Politics

‘Mitch didn’t grandstand;’ Daniels insider points to accomplishments

This session of the Indiana legislature will end at midnight on Friday night, and Governor Mitch Daniels has announced that he will sign a bill into law that would defund Planned Parenthood, sending ripples across the Republican primary field.

Daniels is certainly not the most well known among the possible presidential field, nor is he considered to be the most charismatic. But a look at Daniels’ executive record suggests that he is working on checking the boxes that Republican primary voters are looking for, and, a source close to Daniels points out, if you haven’t heard about his accomplishments, it’s because he’s been too busy getting stuff done to flaunt it.

Democrats in the Indiana legislature, taking a cue from their counterparts in Wisconsin, fled the state to avoid a vote. Daniels got nowhere near as much press as Wisconsin Gov. Scott Walker did, but the source says this was because Daniels was focused on doing his job.

“When House Democrats walked out for five-weeks, Mitch didn’t grandstand,” the source said. “Instead, he worked with our Republican leadership to ensure the agenda kept moving forward despite the inability to pass legislation until a quorum had been reached.”

“Mitch stayed focused on the job he was elected to do,” the source added.

Daniels is known as a strong fiscal conservative; when he served as President George W. Bush’s Office of Management and Budget director, he was known as ‘the blade’ for his unflinching approach to budget cutting.

The source suggests that looking at this past legislative session could give clues to what a Daniels presidency could look like.
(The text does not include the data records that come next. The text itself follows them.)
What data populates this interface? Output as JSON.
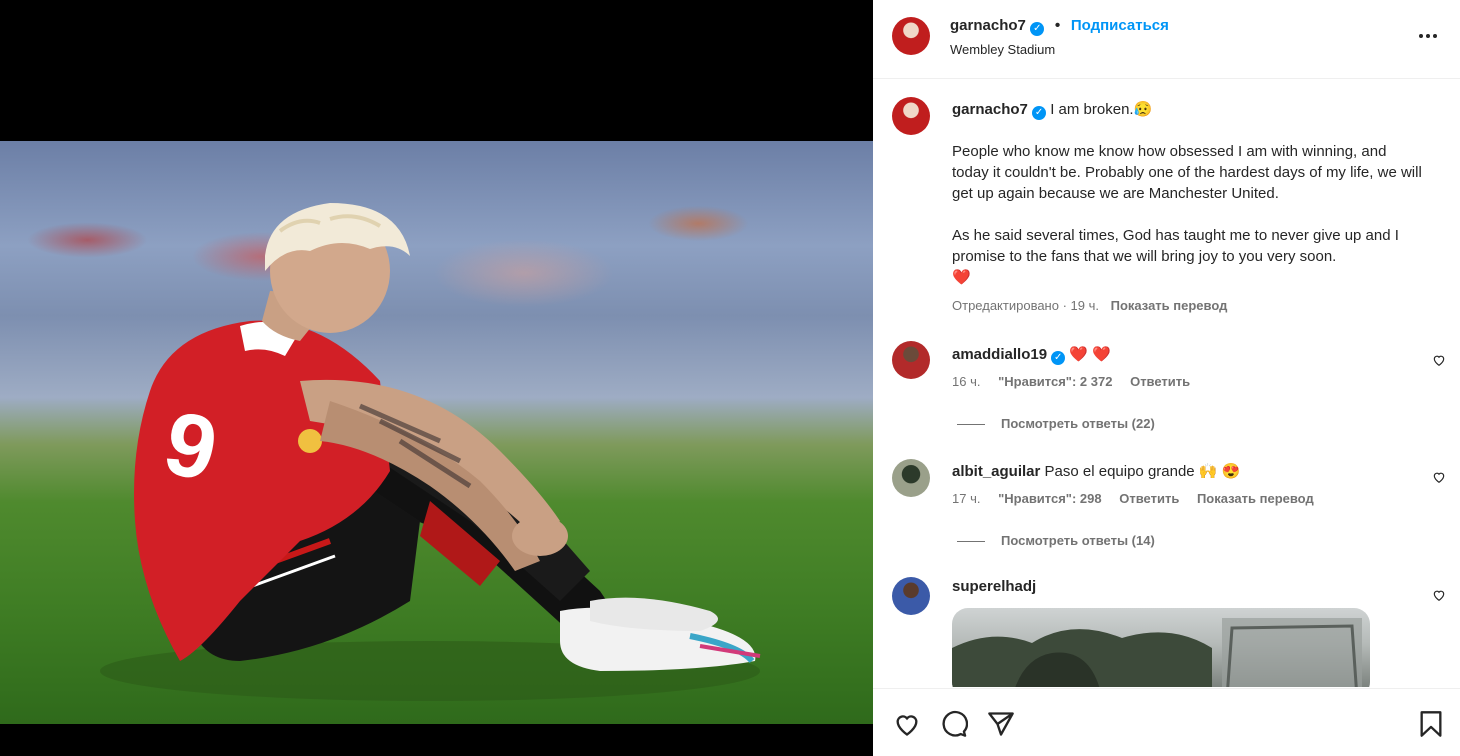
{
  "post": {
    "username": "garnacho7",
    "location": "Wembley Stadium",
    "follow_label": "Подписаться",
    "separator": "•",
    "more_icon": "more-horizontal-icon"
  },
  "caption": {
    "username": "garnacho7",
    "headline": "I am broken.😥",
    "paragraph1": "People who know me know how obsessed I am with winning, and today it couldn't be. Probably one of the hardest days of my life, we will get up again because we are Manchester United.",
    "paragraph2": "As he said several times, God has taught me to never give up and I promise to the fans that we will bring joy to you very soon.",
    "heart": "❤️",
    "edited": "Отредактировано · 19 ч.",
    "translate": "Показать перевод"
  },
  "comments": [
    {
      "username": "amaddiallo19",
      "verified": true,
      "text": "❤️ ❤️",
      "time": "16 ч.",
      "likes": "\"Нравится\": 2 372",
      "reply": "Ответить",
      "translate": "",
      "view_replies": "Посмотреть ответы (22)"
    },
    {
      "username": "albit_aguilar",
      "verified": false,
      "text": "Paso el equipo grande 🙌 😍",
      "time": "17 ч.",
      "likes": "\"Нравится\": 298",
      "reply": "Ответить",
      "translate": "Показать перевод",
      "view_replies": "Посмотреть ответы (14)"
    },
    {
      "username": "superelhadj",
      "verified": false,
      "text": "",
      "time": "",
      "likes": "",
      "reply": "",
      "translate": "",
      "view_replies": ""
    }
  ],
  "actions": {
    "like_icon": "heart-icon",
    "comment_icon": "comment-icon",
    "share_icon": "send-icon",
    "save_icon": "bookmark-icon"
  },
  "colors": {
    "accent": "#0095f6",
    "heart_red": "#ed1c24",
    "muted": "#737373",
    "text": "#262626"
  }
}
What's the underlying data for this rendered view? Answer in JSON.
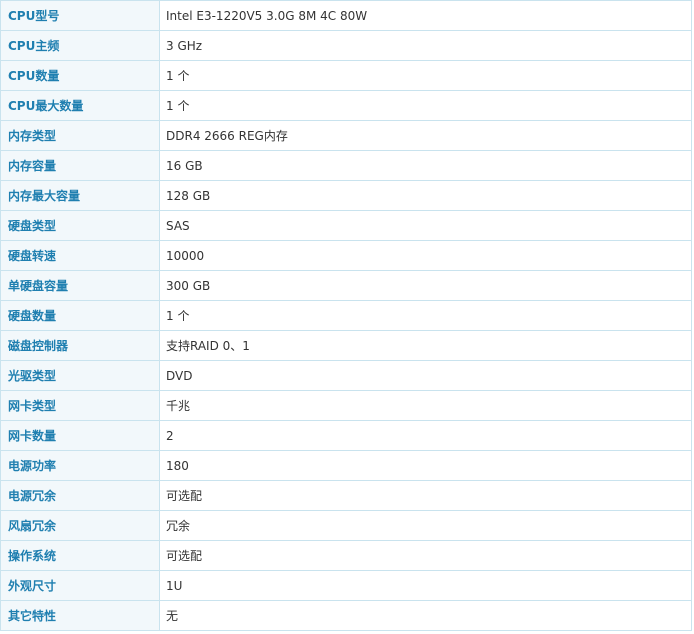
{
  "specs": [
    {
      "label": "CPU型号",
      "value": "Intel E3-1220V5 3.0G 8M 4C 80W"
    },
    {
      "label": "CPU主频",
      "value": "3  GHz"
    },
    {
      "label": "CPU数量",
      "value": "1  个"
    },
    {
      "label": "CPU最大数量",
      "value": "1  个"
    },
    {
      "label": "内存类型",
      "value": "DDR4 2666 REG内存"
    },
    {
      "label": "内存容量",
      "value": "16  GB"
    },
    {
      "label": "内存最大容量",
      "value": "128  GB"
    },
    {
      "label": "硬盘类型",
      "value": "SAS"
    },
    {
      "label": "硬盘转速",
      "value": "10000"
    },
    {
      "label": "单硬盘容量",
      "value": "300  GB"
    },
    {
      "label": "硬盘数量",
      "value": "1  个"
    },
    {
      "label": "磁盘控制器",
      "value": "支持RAID 0、1"
    },
    {
      "label": "光驱类型",
      "value": "DVD"
    },
    {
      "label": "网卡类型",
      "value": "千兆"
    },
    {
      "label": "网卡数量",
      "value": "2"
    },
    {
      "label": "电源功率",
      "value": "180"
    },
    {
      "label": "电源冗余",
      "value": "可选配"
    },
    {
      "label": "风扇冗余",
      "value": "冗余"
    },
    {
      "label": "操作系统",
      "value": "可选配"
    },
    {
      "label": "外观尺寸",
      "value": "1U"
    },
    {
      "label": "其它特性",
      "value": "无"
    }
  ]
}
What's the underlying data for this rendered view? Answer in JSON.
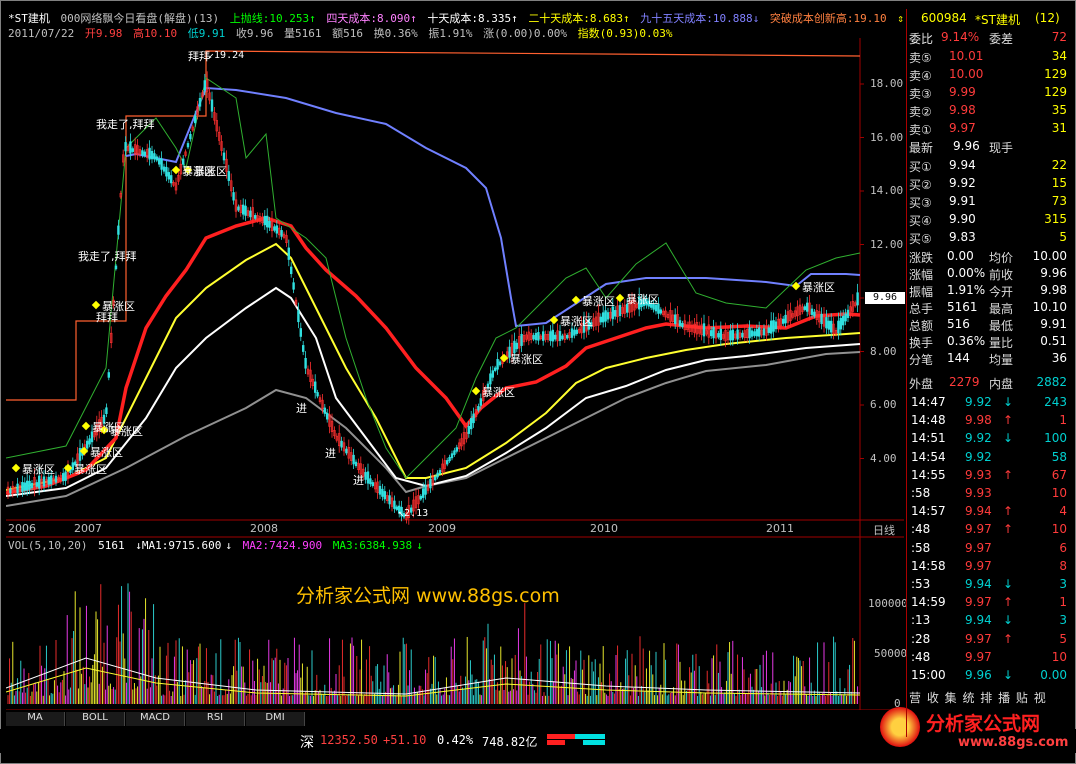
{
  "header": {
    "line1": [
      "*ST建机",
      "000网络飘今日看盘(解盘)(13)",
      "上抛线:10.253↑",
      "四天成本:8.090↑",
      "十天成本:8.335↑",
      "二十天成本:8.683↑",
      "九十五天成本:10.888↓",
      "突破成本创新高:19.10",
      "⇕"
    ],
    "line2": [
      "2011/07/22",
      "开9.98",
      "高10.10",
      "低9.91",
      "收9.96",
      "量5161",
      "额516",
      "换0.36%",
      "振1.91%",
      "涨(0.00)0.00%",
      "指数(0.93)0.03%"
    ]
  },
  "price_axis": {
    "labels": [
      "18.00",
      "16.00",
      "14.00",
      "12.00",
      "10.00",
      "8.00",
      "6.00",
      "4.00"
    ],
    "current": "9.96"
  },
  "year_axis": {
    "labels": [
      "2006",
      "2007",
      "2008",
      "2009",
      "2010",
      "2011",
      "日线"
    ]
  },
  "annotations": {
    "high": "19.24",
    "low": "2.13",
    "texts": [
      "拜拜",
      "我走了,拜拜",
      "我走了,拜拜",
      "拜拜",
      "进",
      "进",
      "进"
    ],
    "baozhang": "暴涨区"
  },
  "volume": {
    "title": "VOL(5,10,20)",
    "value": "5161",
    "ma1": "MA1:9715.600",
    "ma2": "MA2:7424.900",
    "ma3": "MA3:6384.938",
    "axis": [
      "100000",
      "50000",
      "0"
    ]
  },
  "watermark": "分析家公式网 www.88gs.com",
  "tabs": [
    "MA",
    "BOLL",
    "MACD",
    "RSI",
    "DMI"
  ],
  "status_bar": {
    "market": "深",
    "index": "12352.50",
    "change": "+51.10",
    "pct": "0.42%",
    "amount": "748.82亿"
  },
  "logo": {
    "line1": "分析家公式网",
    "line2": "www.88gs.com"
  },
  "quote": {
    "code": "600984",
    "name": "*ST建机",
    "count": "(12)",
    "weibi_label": "委比",
    "weibi": "9.14%",
    "weicha_label": "委差",
    "weicha": "72",
    "sells": [
      {
        "label": "卖⑤",
        "price": "10.01",
        "vol": "34"
      },
      {
        "label": "卖④",
        "price": "10.00",
        "vol": "129"
      },
      {
        "label": "卖③",
        "price": "9.99",
        "vol": "129"
      },
      {
        "label": "卖②",
        "price": "9.98",
        "vol": "35"
      },
      {
        "label": "卖①",
        "price": "9.97",
        "vol": "31"
      }
    ],
    "latest_label": "最新",
    "latest": "9.96",
    "xianshou_label": "现手",
    "buys": [
      {
        "label": "买①",
        "price": "9.94",
        "vol": "22"
      },
      {
        "label": "买②",
        "price": "9.92",
        "vol": "15"
      },
      {
        "label": "买③",
        "price": "9.91",
        "vol": "73"
      },
      {
        "label": "买④",
        "price": "9.90",
        "vol": "315"
      },
      {
        "label": "买⑤",
        "price": "9.83",
        "vol": "5"
      }
    ],
    "stats": [
      {
        "l1": "涨跌",
        "v1": "0.00",
        "l2": "均价",
        "v2": "10.00"
      },
      {
        "l1": "涨幅",
        "v1": "0.00%",
        "l2": "前收",
        "v2": "9.96"
      },
      {
        "l1": "振幅",
        "v1": "1.91%",
        "l2": "今开",
        "v2": "9.98"
      },
      {
        "l1": "总手",
        "v1": "5161",
        "l2": "最高",
        "v2": "10.10"
      },
      {
        "l1": "总额",
        "v1": "516",
        "l2": "最低",
        "v2": "9.91"
      },
      {
        "l1": "换手",
        "v1": "0.36%",
        "l2": "量比",
        "v2": "0.51"
      },
      {
        "l1": "分笔",
        "v1": "144",
        "l2": "均量",
        "v2": "36"
      }
    ],
    "waipan_label": "外盘",
    "waipan": "2279",
    "neipan_label": "内盘",
    "neipan": "2882",
    "ticks": [
      {
        "t": "14:47",
        "p": "9.92",
        "v": "243",
        "c": "green",
        "a": "↓"
      },
      {
        "t": "14:48",
        "p": "9.98",
        "v": "1",
        "c": "red",
        "a": "↑"
      },
      {
        "t": "14:51",
        "p": "9.92",
        "v": "100",
        "c": "green",
        "a": "↓"
      },
      {
        "t": "14:54",
        "p": "9.92",
        "v": "58",
        "c": "green",
        "a": ""
      },
      {
        "t": "14:55",
        "p": "9.93",
        "v": "67",
        "c": "red",
        "a": "↑"
      },
      {
        "t": ":58",
        "p": "9.93",
        "v": "10",
        "c": "red",
        "a": ""
      },
      {
        "t": "14:57",
        "p": "9.94",
        "v": "4",
        "c": "red",
        "a": "↑"
      },
      {
        "t": ":48",
        "p": "9.97",
        "v": "10",
        "c": "red",
        "a": "↑"
      },
      {
        "t": ":58",
        "p": "9.97",
        "v": "6",
        "c": "red",
        "a": ""
      },
      {
        "t": "14:58",
        "p": "9.97",
        "v": "8",
        "c": "red",
        "a": ""
      },
      {
        "t": ":53",
        "p": "9.94",
        "v": "3",
        "c": "green",
        "a": "↓"
      },
      {
        "t": "14:59",
        "p": "9.97",
        "v": "1",
        "c": "red",
        "a": "↑"
      },
      {
        "t": ":13",
        "p": "9.94",
        "v": "3",
        "c": "green",
        "a": "↓"
      },
      {
        "t": ":28",
        "p": "9.97",
        "v": "5",
        "c": "red",
        "a": "↑"
      },
      {
        "t": ":48",
        "p": "9.97",
        "v": "10",
        "c": "red",
        "a": ""
      },
      {
        "t": "15:00",
        "p": "9.96",
        "v": "0.00",
        "c": "green",
        "a": "↓"
      }
    ],
    "bottom_menu": "营 收 集 统 排 播 贴 视"
  }
}
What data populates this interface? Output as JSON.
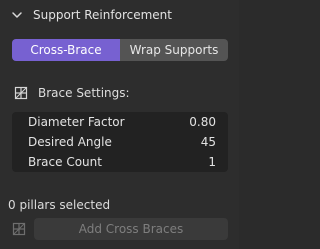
{
  "panel": {
    "title": "Support Reinforcement",
    "tabs": [
      {
        "label": "Cross-Brace",
        "active": true
      },
      {
        "label": "Wrap Supports",
        "active": false
      }
    ],
    "section_label": "Brace Settings:",
    "fields": [
      {
        "label": "Diameter Factor",
        "value": "0.80"
      },
      {
        "label": "Desired Angle",
        "value": "45"
      },
      {
        "label": "Brace Count",
        "value": "1"
      }
    ],
    "status": "0 pillars selected",
    "action_label": "Add Cross Braces"
  },
  "colors": {
    "accent": "#7761d1",
    "panel_bg": "#2d2d2d",
    "field_bg": "#222222",
    "disabled_text": "#7e7e7e"
  },
  "icons": {
    "collapse": "chevron-down-icon",
    "settings": "grid-icon",
    "action": "grid-icon"
  }
}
“The past four months have been a case study in the governing style and abilities of Governor Mitch Daniels,” the source said. “From the get-go, he presented a broad and ambitious agenda with a single purpose: continuing Indiana’s Comeback.”

The implication is that Daniels would be equipped to facilitate the country’s ‘comeback’ from its current economic troubles.

Daniels has said that he would not announce until after the legislative session had ended, and recently added that though the announcement will not come this weekend, he will certainly not keep people waiting for long.